Exercise details:
If a record holds a picture, drop the picture and repeat everything else word for word.

Data records:
________________________
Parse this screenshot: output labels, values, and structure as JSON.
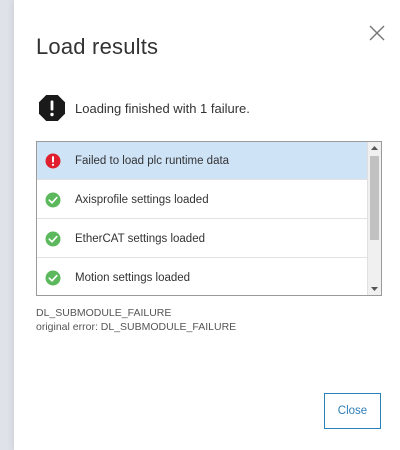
{
  "dialog": {
    "title": "Load results",
    "summary_icon": "alert-octagon-icon",
    "summary_text": "Loading finished with 1 failure.",
    "close_icon": "close-icon"
  },
  "results": {
    "items": [
      {
        "status": "error",
        "icon": "error-circle-icon",
        "label": "Failed to load plc runtime data",
        "selected": true
      },
      {
        "status": "success",
        "icon": "check-circle-icon",
        "label": "Axisprofile settings loaded",
        "selected": false
      },
      {
        "status": "success",
        "icon": "check-circle-icon",
        "label": "EtherCAT settings loaded",
        "selected": false
      },
      {
        "status": "success",
        "icon": "check-circle-icon",
        "label": "Motion settings loaded",
        "selected": false
      }
    ]
  },
  "error_details": {
    "code": "DL_SUBMODULE_FAILURE",
    "original": "original error: DL_SUBMODULE_FAILURE"
  },
  "footer": {
    "close_label": "Close"
  },
  "colors": {
    "accent": "#2d7fb8",
    "error": "#e0202e",
    "success": "#5cb85c",
    "selected_row": "#cfe3f7",
    "alert_octagon": "#1a1a1a"
  }
}
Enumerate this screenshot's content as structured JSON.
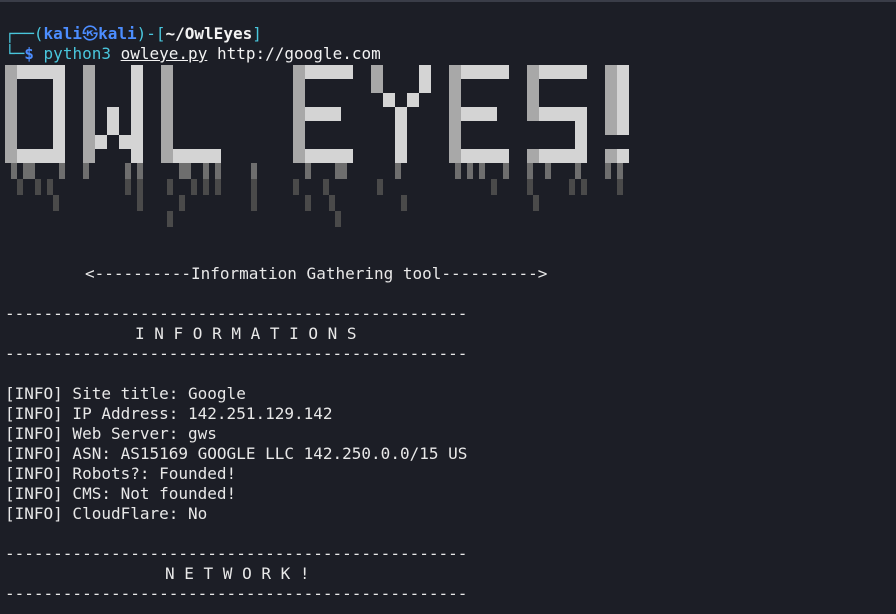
{
  "prompt": {
    "user": "kali",
    "host": "kali",
    "path": "~/OwlEyes",
    "symbol": "$",
    "command": "python3",
    "script": "owleye.py",
    "argument": "http://google.com"
  },
  "banner": {
    "text": "OWL EYES!",
    "colors": {
      "light": "#d4d4d4",
      "mid": "#a8a8a8",
      "dark": "#6e6e6e",
      "darker": "#4a4a4a"
    }
  },
  "subtitle": "<----------Information Gathering tool---------->",
  "divider": "------------------------------------------------",
  "sections": {
    "info_title": "I N F O R M A T I O N S",
    "network_title": "N E T W O R K !"
  },
  "info_lines": [
    "[INFO] Site title: Google",
    "[INFO] IP Address: 142.251.129.142",
    "[INFO] Web Server: gws",
    "[INFO] ASN: AS15169 GOOGLE LLC 142.250.0.0/15 US",
    "[INFO] Robots?: Founded!",
    "[INFO] CMS: Not founded!",
    "[INFO] CloudFlare: No"
  ],
  "colors": {
    "background": "#1c1e26",
    "prompt_blue": "#4c8dff",
    "prompt_cyan": "#49c6dc",
    "text": "#e8e8e8"
  }
}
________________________
Answer to this task:
Parse this screenshot: output labels, values, and structure as JSON.
{
  "dialog": {
    "title": "Load results",
    "summary_icon": "alert-octagon-icon",
    "summary_text": "Loading finished with 1 failure.",
    "close_icon": "close-icon"
  },
  "results": {
    "items": [
      {
        "status": "error",
        "icon": "error-circle-icon",
        "label": "Failed to load plc runtime data",
        "selected": true
      },
      {
        "status": "success",
        "icon": "check-circle-icon",
        "label": "Axisprofile settings loaded",
        "selected": false
      },
      {
        "status": "success",
        "icon": "check-circle-icon",
        "label": "EtherCAT settings loaded",
        "selected": false
      },
      {
        "status": "success",
        "icon": "check-circle-icon",
        "label": "Motion settings loaded",
        "selected": false
      }
    ]
  },
  "error_details": {
    "code": "DL_SUBMODULE_FAILURE",
    "original": "original error: DL_SUBMODULE_FAILURE"
  },
  "footer": {
    "close_label": "Close"
  },
  "colors": {
    "accent": "#2d7fb8",
    "error": "#e0202e",
    "success": "#5cb85c",
    "selected_row": "#cfe3f7",
    "alert_octagon": "#1a1a1a"
  }
}
Enumerate this screenshot's content as structured JSON.
{
  "prompt": {
    "user": "kali",
    "host": "kali",
    "path": "~/OwlEyes",
    "symbol": "$",
    "command": "python3",
    "script": "owleye.py",
    "argument": "http://google.com"
  },
  "banner": {
    "text": "OWL EYES!",
    "colors": {
      "light": "#d4d4d4",
      "mid": "#a8a8a8",
      "dark": "#6e6e6e",
      "darker": "#4a4a4a"
    }
  },
  "subtitle": "<----------Information Gathering tool---------->",
  "divider": "------------------------------------------------",
  "sections": {
    "info_title": "I N F O R M A T I O N S",
    "network_title": "N E T W O R K !"
  },
  "info_lines": [
    "[INFO] Site title: Google",
    "[INFO] IP Address: 142.251.129.142",
    "[INFO] Web Server: gws",
    "[INFO] ASN: AS15169 GOOGLE LLC 142.250.0.0/15 US",
    "[INFO] Robots?: Founded!",
    "[INFO] CMS: Not founded!",
    "[INFO] CloudFlare: No"
  ],
  "colors": {
    "background": "#1c1e26",
    "prompt_blue": "#4c8dff",
    "prompt_cyan": "#49c6dc",
    "text": "#e8e8e8"
  }
}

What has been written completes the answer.